DepartmentMassachusetts Institute of Technology. Department of Biological Engineering; Massachusetts Institute of Technology.
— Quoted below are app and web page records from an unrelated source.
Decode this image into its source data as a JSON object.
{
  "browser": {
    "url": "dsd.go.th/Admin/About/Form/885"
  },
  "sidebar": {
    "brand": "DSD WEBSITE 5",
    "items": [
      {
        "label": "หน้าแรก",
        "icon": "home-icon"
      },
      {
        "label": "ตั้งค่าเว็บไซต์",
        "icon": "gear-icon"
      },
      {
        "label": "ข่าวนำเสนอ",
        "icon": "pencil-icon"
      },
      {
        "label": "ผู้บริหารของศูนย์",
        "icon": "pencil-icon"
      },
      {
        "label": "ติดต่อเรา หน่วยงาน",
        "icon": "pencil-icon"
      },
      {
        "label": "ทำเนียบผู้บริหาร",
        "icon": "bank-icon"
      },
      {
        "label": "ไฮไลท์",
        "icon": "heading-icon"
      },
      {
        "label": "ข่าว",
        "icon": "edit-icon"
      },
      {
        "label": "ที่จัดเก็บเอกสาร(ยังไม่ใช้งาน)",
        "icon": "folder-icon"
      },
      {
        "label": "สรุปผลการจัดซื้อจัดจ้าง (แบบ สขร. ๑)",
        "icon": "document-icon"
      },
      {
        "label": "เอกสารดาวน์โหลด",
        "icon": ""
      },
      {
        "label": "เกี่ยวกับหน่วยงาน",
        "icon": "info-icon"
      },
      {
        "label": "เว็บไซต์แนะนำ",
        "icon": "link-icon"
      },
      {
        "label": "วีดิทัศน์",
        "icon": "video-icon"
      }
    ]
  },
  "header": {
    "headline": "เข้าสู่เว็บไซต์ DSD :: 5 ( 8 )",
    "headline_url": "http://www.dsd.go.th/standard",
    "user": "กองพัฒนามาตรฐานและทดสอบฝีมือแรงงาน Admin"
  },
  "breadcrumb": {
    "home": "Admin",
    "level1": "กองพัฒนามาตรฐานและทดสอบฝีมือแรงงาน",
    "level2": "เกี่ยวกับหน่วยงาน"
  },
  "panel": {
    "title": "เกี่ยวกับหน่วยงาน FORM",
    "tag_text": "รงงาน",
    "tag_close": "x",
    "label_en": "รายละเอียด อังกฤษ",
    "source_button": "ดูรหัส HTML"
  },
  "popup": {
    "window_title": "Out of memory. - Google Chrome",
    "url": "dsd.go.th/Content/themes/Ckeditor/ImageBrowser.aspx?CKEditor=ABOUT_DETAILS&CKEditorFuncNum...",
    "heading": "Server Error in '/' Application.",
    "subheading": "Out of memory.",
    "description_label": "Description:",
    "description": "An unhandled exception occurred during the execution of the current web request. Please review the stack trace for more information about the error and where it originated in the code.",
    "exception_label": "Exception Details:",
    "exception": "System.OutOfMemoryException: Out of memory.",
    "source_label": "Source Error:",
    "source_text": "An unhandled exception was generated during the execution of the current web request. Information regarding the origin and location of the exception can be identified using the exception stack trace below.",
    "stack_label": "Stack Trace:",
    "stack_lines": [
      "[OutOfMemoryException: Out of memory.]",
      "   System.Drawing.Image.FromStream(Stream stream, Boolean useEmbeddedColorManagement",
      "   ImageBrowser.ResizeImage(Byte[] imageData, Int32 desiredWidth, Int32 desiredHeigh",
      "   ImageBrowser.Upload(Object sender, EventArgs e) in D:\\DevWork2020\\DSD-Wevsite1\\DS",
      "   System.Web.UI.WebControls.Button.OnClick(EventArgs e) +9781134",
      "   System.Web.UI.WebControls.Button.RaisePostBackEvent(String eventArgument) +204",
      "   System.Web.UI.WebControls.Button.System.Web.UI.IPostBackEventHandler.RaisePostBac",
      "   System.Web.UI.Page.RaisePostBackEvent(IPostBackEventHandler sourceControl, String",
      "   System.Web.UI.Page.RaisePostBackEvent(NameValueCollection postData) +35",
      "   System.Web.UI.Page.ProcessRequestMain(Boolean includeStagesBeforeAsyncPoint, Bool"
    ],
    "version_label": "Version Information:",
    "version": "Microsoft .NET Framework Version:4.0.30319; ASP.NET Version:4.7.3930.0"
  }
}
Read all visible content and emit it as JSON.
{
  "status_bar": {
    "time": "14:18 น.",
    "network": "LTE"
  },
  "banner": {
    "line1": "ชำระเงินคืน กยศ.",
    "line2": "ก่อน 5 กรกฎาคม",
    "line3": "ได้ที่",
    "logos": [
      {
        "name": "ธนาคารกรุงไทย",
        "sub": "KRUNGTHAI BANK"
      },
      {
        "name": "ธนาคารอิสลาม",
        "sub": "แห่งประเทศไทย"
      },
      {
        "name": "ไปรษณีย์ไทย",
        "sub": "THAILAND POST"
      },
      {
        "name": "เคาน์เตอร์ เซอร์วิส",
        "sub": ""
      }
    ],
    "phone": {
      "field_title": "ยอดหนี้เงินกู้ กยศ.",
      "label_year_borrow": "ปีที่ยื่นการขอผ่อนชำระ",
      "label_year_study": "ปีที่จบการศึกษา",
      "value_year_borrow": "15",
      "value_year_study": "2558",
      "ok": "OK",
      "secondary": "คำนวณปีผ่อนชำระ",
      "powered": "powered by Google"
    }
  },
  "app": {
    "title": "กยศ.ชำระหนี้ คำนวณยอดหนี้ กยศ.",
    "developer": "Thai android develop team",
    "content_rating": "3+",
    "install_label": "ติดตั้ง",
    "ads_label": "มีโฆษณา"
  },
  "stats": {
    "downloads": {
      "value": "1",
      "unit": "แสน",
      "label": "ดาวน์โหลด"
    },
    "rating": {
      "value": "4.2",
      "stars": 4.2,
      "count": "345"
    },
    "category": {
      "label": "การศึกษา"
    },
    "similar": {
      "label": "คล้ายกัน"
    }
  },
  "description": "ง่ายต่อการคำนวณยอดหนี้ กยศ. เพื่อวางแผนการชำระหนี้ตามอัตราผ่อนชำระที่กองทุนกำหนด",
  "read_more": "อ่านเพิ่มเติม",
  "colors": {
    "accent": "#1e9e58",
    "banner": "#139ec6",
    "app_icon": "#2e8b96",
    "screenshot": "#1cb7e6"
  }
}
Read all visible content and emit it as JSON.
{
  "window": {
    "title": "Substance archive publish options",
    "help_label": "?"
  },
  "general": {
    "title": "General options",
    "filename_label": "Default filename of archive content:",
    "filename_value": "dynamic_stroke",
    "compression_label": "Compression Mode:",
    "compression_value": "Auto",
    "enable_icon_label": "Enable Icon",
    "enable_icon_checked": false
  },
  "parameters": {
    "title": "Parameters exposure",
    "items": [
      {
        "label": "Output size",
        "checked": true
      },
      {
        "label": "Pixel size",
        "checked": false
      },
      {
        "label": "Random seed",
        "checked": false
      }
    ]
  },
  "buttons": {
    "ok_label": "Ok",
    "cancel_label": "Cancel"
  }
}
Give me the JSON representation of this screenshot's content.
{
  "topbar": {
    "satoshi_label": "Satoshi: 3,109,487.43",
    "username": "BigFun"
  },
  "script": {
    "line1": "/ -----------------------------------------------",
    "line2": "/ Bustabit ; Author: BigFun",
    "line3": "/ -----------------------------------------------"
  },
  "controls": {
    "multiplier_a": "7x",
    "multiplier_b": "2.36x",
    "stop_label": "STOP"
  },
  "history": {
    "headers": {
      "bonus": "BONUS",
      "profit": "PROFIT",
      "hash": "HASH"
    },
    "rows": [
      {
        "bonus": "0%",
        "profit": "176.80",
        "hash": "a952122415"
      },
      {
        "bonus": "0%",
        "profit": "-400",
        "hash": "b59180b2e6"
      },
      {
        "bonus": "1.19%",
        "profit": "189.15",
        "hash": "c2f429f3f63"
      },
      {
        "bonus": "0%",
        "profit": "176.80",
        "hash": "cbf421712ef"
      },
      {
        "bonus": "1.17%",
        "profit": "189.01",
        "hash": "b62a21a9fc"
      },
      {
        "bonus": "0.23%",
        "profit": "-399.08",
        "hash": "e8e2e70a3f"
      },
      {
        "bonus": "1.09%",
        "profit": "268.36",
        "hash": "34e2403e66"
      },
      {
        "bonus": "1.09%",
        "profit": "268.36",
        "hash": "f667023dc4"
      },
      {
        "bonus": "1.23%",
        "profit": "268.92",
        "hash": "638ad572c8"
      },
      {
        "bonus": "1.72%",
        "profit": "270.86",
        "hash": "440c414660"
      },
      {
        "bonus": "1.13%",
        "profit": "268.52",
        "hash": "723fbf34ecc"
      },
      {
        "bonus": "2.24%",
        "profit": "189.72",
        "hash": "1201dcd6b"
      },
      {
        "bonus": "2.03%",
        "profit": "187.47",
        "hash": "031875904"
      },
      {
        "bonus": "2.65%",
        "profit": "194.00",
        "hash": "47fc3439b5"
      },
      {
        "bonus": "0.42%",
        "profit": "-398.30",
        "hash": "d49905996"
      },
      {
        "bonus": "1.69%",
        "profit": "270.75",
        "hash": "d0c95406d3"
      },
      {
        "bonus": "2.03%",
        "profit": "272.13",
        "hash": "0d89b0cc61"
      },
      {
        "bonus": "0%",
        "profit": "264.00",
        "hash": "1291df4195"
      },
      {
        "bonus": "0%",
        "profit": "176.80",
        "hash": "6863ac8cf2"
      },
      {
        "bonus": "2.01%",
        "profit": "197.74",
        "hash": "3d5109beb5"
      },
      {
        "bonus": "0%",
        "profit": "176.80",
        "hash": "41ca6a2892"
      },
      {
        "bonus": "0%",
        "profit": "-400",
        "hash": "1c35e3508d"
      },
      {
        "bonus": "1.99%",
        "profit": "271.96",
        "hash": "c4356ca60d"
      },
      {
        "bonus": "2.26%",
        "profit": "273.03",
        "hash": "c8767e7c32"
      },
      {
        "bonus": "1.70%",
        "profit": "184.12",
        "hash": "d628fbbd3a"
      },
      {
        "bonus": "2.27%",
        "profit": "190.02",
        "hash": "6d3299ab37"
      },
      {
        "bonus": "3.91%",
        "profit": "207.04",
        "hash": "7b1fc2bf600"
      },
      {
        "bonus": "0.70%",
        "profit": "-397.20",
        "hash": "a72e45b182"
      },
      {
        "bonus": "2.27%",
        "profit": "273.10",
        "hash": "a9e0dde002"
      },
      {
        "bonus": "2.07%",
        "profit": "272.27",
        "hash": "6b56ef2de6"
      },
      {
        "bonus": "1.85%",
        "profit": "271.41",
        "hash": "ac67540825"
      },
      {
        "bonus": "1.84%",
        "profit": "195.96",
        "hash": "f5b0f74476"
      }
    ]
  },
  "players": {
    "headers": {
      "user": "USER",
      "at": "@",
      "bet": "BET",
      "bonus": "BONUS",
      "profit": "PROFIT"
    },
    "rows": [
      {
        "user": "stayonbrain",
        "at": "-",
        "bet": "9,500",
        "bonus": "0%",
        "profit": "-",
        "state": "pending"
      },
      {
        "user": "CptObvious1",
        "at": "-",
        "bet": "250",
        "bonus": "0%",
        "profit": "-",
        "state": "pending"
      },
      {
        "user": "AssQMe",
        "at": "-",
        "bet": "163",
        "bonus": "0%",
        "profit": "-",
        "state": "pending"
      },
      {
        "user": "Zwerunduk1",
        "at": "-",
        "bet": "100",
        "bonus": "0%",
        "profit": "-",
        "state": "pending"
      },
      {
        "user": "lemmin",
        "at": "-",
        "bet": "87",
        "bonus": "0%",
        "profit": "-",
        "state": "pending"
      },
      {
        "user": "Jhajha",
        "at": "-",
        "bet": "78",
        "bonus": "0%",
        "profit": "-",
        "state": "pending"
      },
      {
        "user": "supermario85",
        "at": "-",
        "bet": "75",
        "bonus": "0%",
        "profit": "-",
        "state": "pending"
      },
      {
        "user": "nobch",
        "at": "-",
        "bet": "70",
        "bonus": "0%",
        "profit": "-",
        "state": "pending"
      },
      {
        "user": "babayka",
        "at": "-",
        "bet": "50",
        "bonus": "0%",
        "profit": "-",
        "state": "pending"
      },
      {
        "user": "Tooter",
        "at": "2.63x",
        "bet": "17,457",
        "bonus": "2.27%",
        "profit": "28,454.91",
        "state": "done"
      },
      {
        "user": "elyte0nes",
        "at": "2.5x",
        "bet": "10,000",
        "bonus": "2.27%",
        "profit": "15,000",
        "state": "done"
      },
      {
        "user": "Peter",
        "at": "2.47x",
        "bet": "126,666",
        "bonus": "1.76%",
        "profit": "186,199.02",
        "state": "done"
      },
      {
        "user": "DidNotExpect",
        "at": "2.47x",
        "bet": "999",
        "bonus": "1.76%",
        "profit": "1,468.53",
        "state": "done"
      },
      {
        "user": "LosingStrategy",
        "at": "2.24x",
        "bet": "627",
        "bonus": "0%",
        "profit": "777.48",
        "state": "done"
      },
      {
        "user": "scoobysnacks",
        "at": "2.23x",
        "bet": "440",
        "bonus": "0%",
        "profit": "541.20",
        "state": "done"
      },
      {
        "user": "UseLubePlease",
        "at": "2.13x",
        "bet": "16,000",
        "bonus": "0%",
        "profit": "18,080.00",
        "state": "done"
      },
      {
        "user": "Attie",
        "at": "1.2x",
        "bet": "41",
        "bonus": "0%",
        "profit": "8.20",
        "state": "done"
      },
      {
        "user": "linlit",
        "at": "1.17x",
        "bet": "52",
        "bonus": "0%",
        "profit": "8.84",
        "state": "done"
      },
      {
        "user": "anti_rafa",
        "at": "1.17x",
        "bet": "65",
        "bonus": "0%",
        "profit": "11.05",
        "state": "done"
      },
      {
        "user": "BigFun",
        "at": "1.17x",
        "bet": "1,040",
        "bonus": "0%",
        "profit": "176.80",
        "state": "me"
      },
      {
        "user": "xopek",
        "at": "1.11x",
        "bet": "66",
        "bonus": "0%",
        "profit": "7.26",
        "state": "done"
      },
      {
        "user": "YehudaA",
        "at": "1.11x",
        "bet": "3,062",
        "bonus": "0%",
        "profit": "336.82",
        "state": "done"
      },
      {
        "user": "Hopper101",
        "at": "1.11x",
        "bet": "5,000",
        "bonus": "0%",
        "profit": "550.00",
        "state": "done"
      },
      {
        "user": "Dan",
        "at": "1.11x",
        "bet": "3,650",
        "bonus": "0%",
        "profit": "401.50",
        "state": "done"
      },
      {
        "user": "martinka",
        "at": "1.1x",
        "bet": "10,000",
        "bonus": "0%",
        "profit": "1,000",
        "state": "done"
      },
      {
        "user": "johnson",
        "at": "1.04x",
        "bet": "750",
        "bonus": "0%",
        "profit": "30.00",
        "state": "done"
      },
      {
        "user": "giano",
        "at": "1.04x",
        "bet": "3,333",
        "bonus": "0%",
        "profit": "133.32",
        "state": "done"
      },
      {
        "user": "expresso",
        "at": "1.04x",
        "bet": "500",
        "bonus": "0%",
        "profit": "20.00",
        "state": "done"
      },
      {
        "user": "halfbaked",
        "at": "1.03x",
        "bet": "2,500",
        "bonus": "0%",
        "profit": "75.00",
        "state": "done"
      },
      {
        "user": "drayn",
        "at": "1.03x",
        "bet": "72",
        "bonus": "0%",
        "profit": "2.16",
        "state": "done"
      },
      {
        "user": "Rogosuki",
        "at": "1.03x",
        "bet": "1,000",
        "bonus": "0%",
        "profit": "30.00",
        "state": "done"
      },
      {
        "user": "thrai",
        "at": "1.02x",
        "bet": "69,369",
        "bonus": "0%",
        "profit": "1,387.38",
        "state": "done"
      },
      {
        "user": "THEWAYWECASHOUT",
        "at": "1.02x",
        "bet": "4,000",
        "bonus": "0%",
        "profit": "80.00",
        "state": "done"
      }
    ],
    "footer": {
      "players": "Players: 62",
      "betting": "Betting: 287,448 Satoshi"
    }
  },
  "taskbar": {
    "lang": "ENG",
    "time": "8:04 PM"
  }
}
Department of Mechanical Engineering
Proceedings of the National Academy of Sciences
National Academy of Sciences (U.S.)
Jeon, Jessie S., Simone Bersini, Mara Gilardi, Gabriele Dubini, Joseph L. Charest, Matteo Moretti, and Roger D. Kamm. “Human 3D Vascularized Organotypic Microfluidic Assays to Study Breast Cancer Cell Extravasation.” Proc Natl Acad Sci USA 112, no. 1 (December 18, 2014): 214–219.
Final published version